- 1 Do babies really need a swing?
- 2 Why swing is not good for baby?
- 3 When can you start using a baby swing?
- 4 Can you put a newborn in a baby swing?
- 5 Is swing bad for baby’s back?
- 6 Do baby swings cause brain damage?
- 7 Can a baby sleep in a swing all night?
- 8 How long can babies sleep in swing?
- 9 Can my baby sleep in a reclined swing?
- 10 When do you start tummy time?
- 11 What do you do if baby won’t sleep in bassinet?
- 12 How long can a baby sleep in a bassinet?
Do babies really need a swing?
First things first—do you really need a swing for your baby? No! It’s a totally optional addition to your baby registry. But need and want are two different things, and many parents find that their swing turns into an invaluable tool for surviving the first few months of their child’s life.
Why swing is not good for baby?
Hoffman says one concern when there’s a baby sleeping in a swing is that their head can flop forward, which can obstruct their airway—it’s called positional asphyxiation. That risk exists if your baby is sleeping in an inclined bouncer or car seat as well.
When can you start using a baby swing?
In general, baby swings can be used at birth and until your baby reaches a certain weight limit, usually about 25 to 35 pounds. The Academy Of American Pediatrics (AAP) advises2 parents to use the most reclined position on the baby swing for any baby under four months old.
Can you put a newborn in a baby swing?
Additionally, Trachtenberg says that, while it’s OK for newborns to use swings, it’s a must that the harness is fastened, no additional toys or blankets are nearby (as they can be suffocation hazards) and supervision is close at all times. “Swings can give your arms a rest, but not your attention,” she says.
Is swing bad for baby’s back?
The American Academy Pediatrics (AAP) advises against letting your baby fall asleep in any infant seating device like bouncy chairs, swings, and other carriers.

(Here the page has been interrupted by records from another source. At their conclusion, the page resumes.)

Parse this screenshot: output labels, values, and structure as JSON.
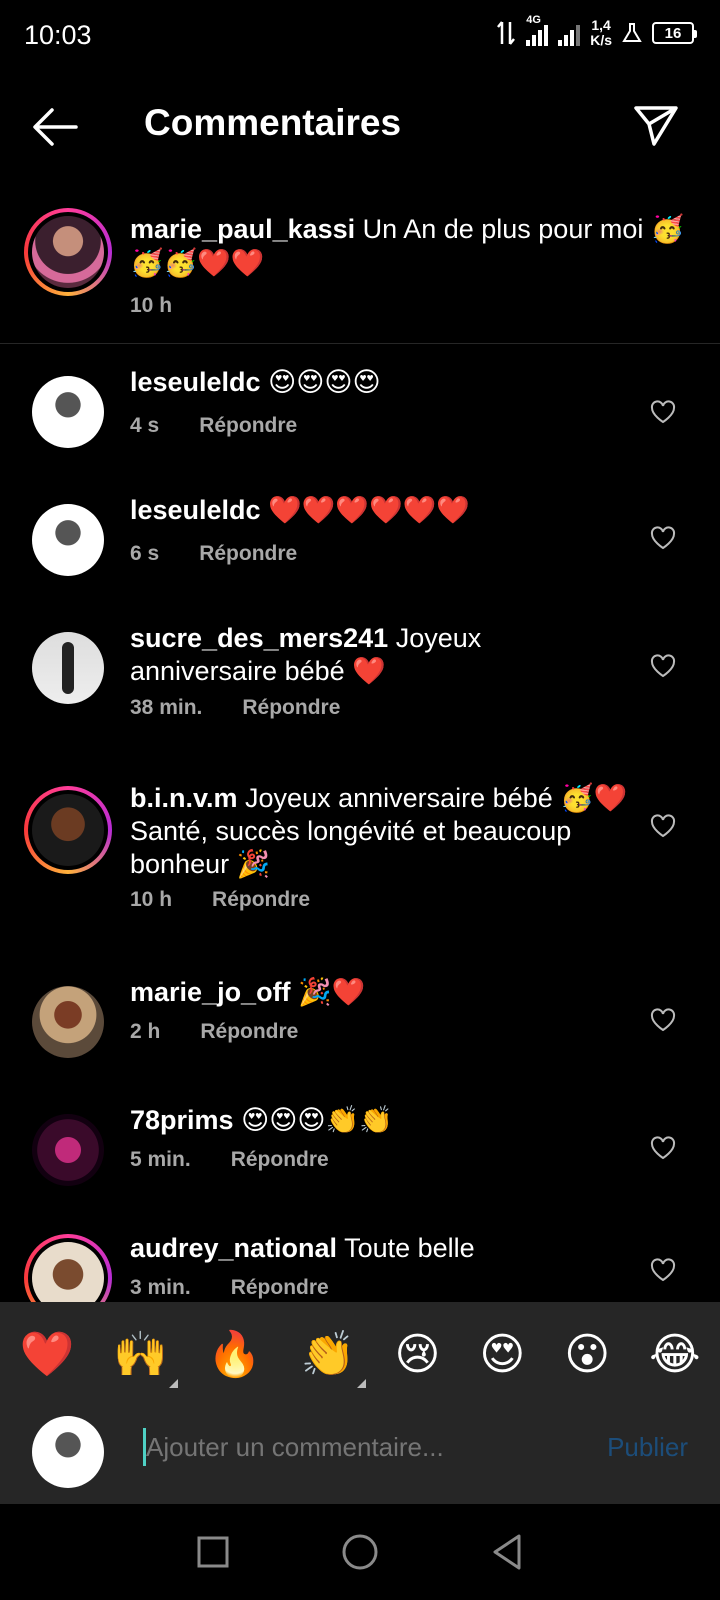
{
  "status_bar": {
    "time": "10:03",
    "network": "4G",
    "speed_value": "1,4",
    "speed_unit": "K/s",
    "battery": "16"
  },
  "header": {
    "title": "Commentaires"
  },
  "caption": {
    "username": "marie_paul_kassi",
    "text": "Un An de plus pour moi 🥳🥳🥳❤️❤️",
    "time": "10 h"
  },
  "comments": [
    {
      "username": "leseuleldc",
      "text": "😍😍😍😍",
      "time": "4 s",
      "reply": "Répondre"
    },
    {
      "username": "leseuleldc",
      "text": "❤️❤️❤️❤️❤️❤️",
      "time": "6 s",
      "reply": "Répondre"
    },
    {
      "username": "sucre_des_mers241",
      "text": "Joyeux anniversaire bébé ❤️",
      "time": "38 min.",
      "reply": "Répondre"
    },
    {
      "username": "b.i.n.v.m",
      "text": "Joyeux anniversaire bébé 🥳❤️ Santé, succès longévité et beaucoup bonheur 🎉",
      "time": "10 h",
      "reply": "Répondre"
    },
    {
      "username": "marie_jo_off",
      "text": "🎉❤️",
      "time": "2 h",
      "reply": "Répondre"
    },
    {
      "username": "78prims",
      "text": "😍😍😍👏👏",
      "time": "5 min.",
      "reply": "Répondre"
    },
    {
      "username": "audrey_national",
      "text": "Toute belle",
      "time": "3 min.",
      "reply": "Répondre"
    }
  ],
  "quick_reactions": [
    "❤️",
    "🙌",
    "🔥",
    "👏",
    "😢",
    "😍",
    "😮",
    "😂"
  ],
  "composer": {
    "placeholder": "Ajouter un commentaire...",
    "publish_label": "Publier"
  }
}
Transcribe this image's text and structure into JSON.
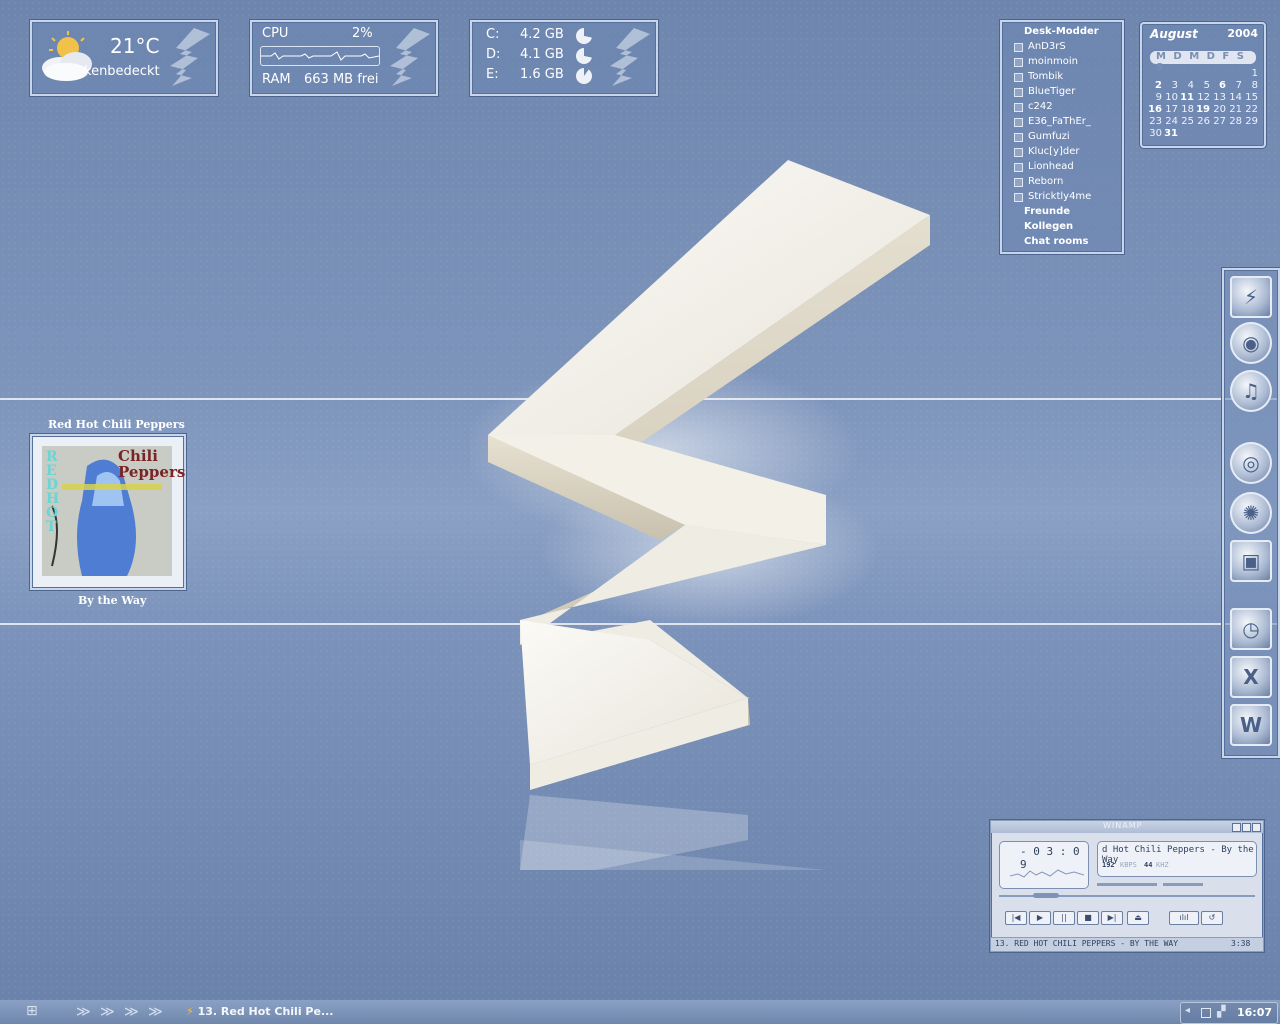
{
  "weather": {
    "temperature": "21°C",
    "condition": "kenbedeckt",
    "icon": "partly-cloudy-icon"
  },
  "cpu": {
    "cpu_label": "CPU",
    "cpu_value": "2%",
    "ram_label": "RAM",
    "ram_value": "663 MB frei"
  },
  "disks": [
    {
      "drive": "C:",
      "free": "4.2 GB"
    },
    {
      "drive": "D:",
      "free": "4.1 GB"
    },
    {
      "drive": "E:",
      "free": "1.6 GB"
    }
  ],
  "buddy_list": {
    "group": "Desk-Modder",
    "members": [
      "AnD3rS",
      "moinmoin",
      "Tombik",
      "BlueTiger",
      "c242",
      "E36_FaThEr_",
      "Gumfuzi",
      "Kluc[y]der",
      "Lionhead",
      "Reborn",
      "Stricktly4me"
    ],
    "groups": [
      "Freunde",
      "Kollegen",
      "Chat rooms"
    ]
  },
  "calendar": {
    "month": "August",
    "year": "2004",
    "weekdays": "M D M D F S S",
    "rows": [
      [
        "",
        "",
        "",
        "",
        "",
        "",
        "1"
      ],
      [
        "2",
        "3",
        "4",
        "5",
        "6",
        "7",
        "8"
      ],
      [
        "9",
        "10",
        "11",
        "12",
        "13",
        "14",
        "15"
      ],
      [
        "16",
        "17",
        "18",
        "19",
        "20",
        "21",
        "22"
      ],
      [
        "23",
        "24",
        "25",
        "26",
        "27",
        "28",
        "29"
      ],
      [
        "30",
        "31",
        "",
        "",
        "",
        "",
        ""
      ]
    ]
  },
  "album": {
    "artist": "Red Hot Chili Peppers",
    "title": "By the Way",
    "cover_text_left": "RED HOT",
    "cover_text_right": "Chili Peppers"
  },
  "dock": {
    "items": [
      "winamp-bolt-icon",
      "eye-icon",
      "music-cd-icon",
      "globe-icon",
      "browser-icon",
      "monitor-icon",
      "clock-icon",
      "excel-icon",
      "word-icon"
    ]
  },
  "winamp": {
    "window_title": "WINAMP",
    "time": "- 0 3 : 0 9",
    "track": "d Hot Chili Peppers - By the Way",
    "kbps": "192",
    "kbps_label": "KBPS",
    "khz": "44",
    "khz_label": "KHZ",
    "playlist_entry": "13. RED HOT CHILI PEPPERS - BY THE WAY",
    "playlist_time": "3:38",
    "buttons": [
      "prev",
      "play",
      "pause",
      "stop",
      "next",
      "eject"
    ]
  },
  "taskbar": {
    "task_label": "13. Red Hot Chili Pe...",
    "clock": "16:07"
  }
}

There is a risk in allowing your baby to sleep anywhere but on a flat, firm surface, on their backs, for their first year of life.
Do baby swings cause brain damage?
Activities involving an infant or a child such as tossing in the air, bouncing on the knee, placing a child in an infant swing or jogging with them in a backpack, do not cause the brain and eye injuries characteristic of shaken baby syndrome.
Can a baby sleep in a swing all night?
A catnap under your supervision might be fine, but your baby definitely shouldn’t spend the night sleeping in the swing while you’re asleep, too. The American Academy of Pediatrics (AAP) recommends moving your baby from the swing to a safe sleeping place if they fall asleep in the swing.
How long can babies sleep in swing?
Most experts recommend limiting your baby’s time in a motorized swing to an hour or less a day. That’s because she needs to develop the motor skills that will eventually lead to crawling, pulling up, and cruising – and sitting in a swing won’t help her do that.
Can my baby sleep in a reclined swing?
The American Academy of Pediatrics (AAP) recommends against using infant swings for sleep. “Babies should sleep on their backs on firm, flat surfaces,” Sneed said. “The absence of a firm, flat surface places a baby at a higher risk for sudden infant death syndrome.”
When do you start tummy time?
The American Academy of Pediatrics recommends supervised tummy time for full-term babies starting in the first week, as soon as your baby’s umbilical cord stump falls off. For newborns, success is a minute at a time, 2 to 3 sessions per day. If they start crying, it’s time for a break.
What do you do if baby won’t sleep in bassinet?
Here are 4 things you can do to help your baby sleep in the bassinet.
- Work on the first nap of the day in the bassinet. This is usually the easiest nap to get a baby down for.
- Focus on the timing of sleep.
- Move the bassinet a few feet away from your bed.
- Be an observer.
How long can a baby sleep in a bassinet?
Once your baby reaches six months, you don’t have to kick her out on her own right away, though. Even if she’s still in a bassinet, if she’s not sitting up or rolling over yet, she’s safe to stay there a little longer. You should also consider how well you’re all snoozing in the same room.